**** EXTRACTED RECORDS ****

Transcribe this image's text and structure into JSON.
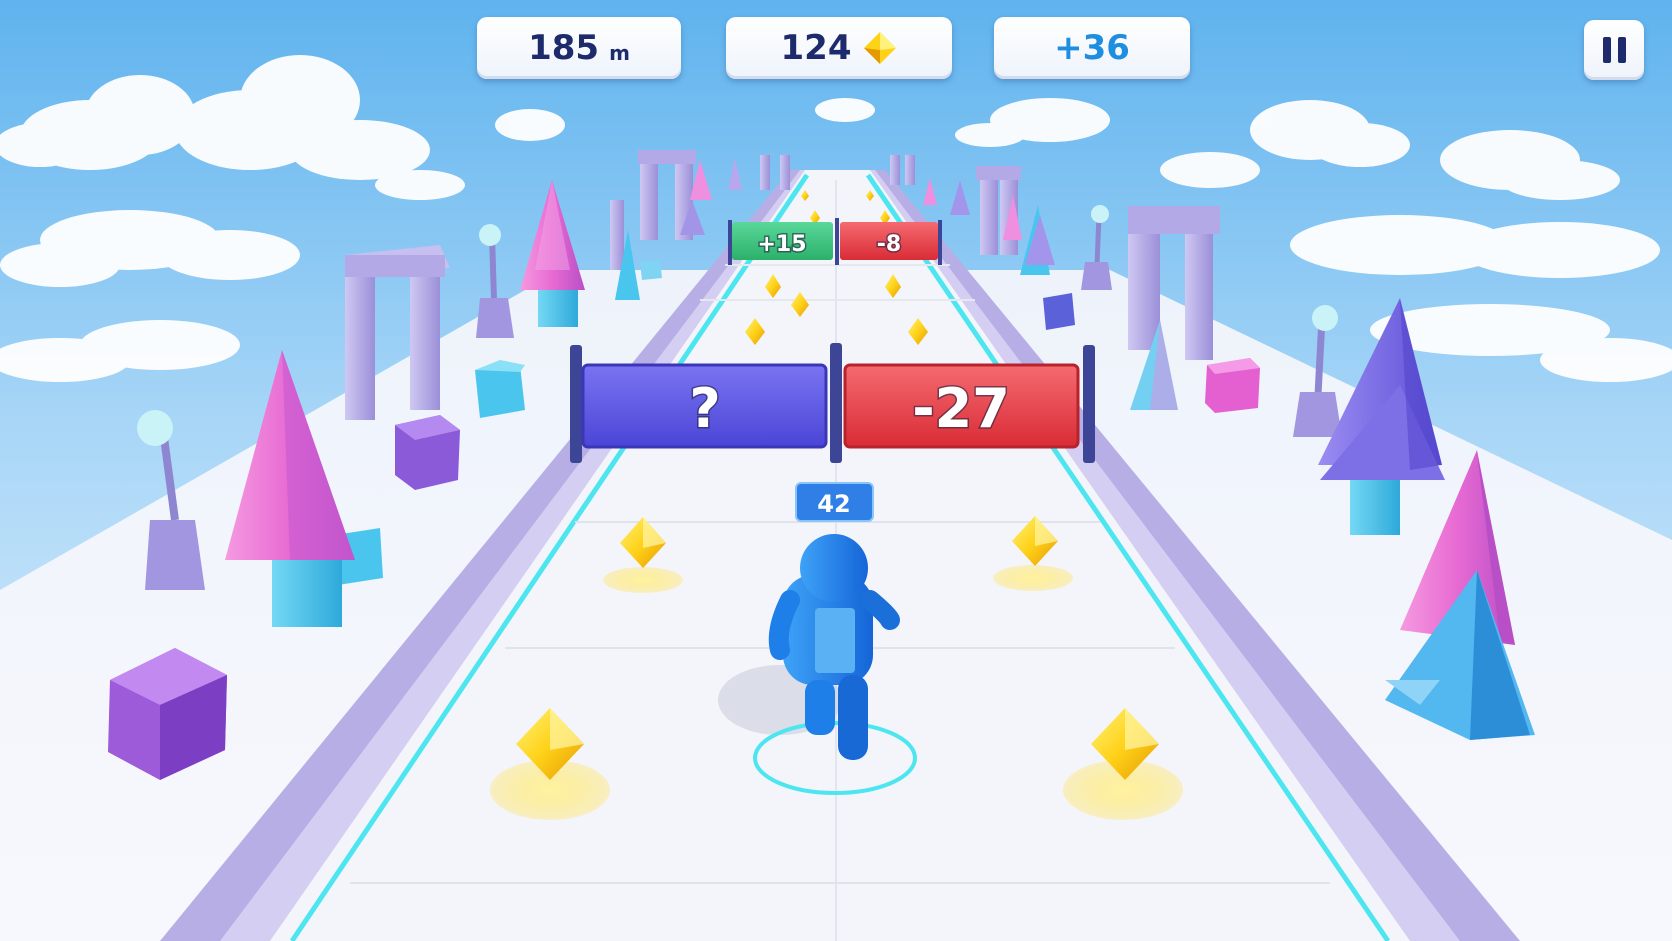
{
  "hud": {
    "distance_value": "185",
    "distance_unit": "m",
    "gems_count": "124",
    "gem_icon": "diamond-icon",
    "bonus": "+36",
    "pause_icon": "pause-icon"
  },
  "gates": {
    "near_left": "?",
    "near_right": "-27",
    "far_left": "+15",
    "far_right": "-8"
  },
  "player": {
    "count": "42"
  },
  "colors": {
    "sky_top": "#5fb3ee",
    "track": "#f4f5fb",
    "rail": "#b7aee6",
    "neon_line": "#4de6f0",
    "gate_blue": "#5a55e6",
    "gate_red": "#e83b43",
    "gate_green": "#3cc47c",
    "player": "#1f7fe8",
    "gem": "#ffd21a"
  }
}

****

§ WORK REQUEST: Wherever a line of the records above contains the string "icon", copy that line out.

§ RESPONSE AREA:
    "gem_icon": "diamond-icon",
    "pause_icon": "pause-icon"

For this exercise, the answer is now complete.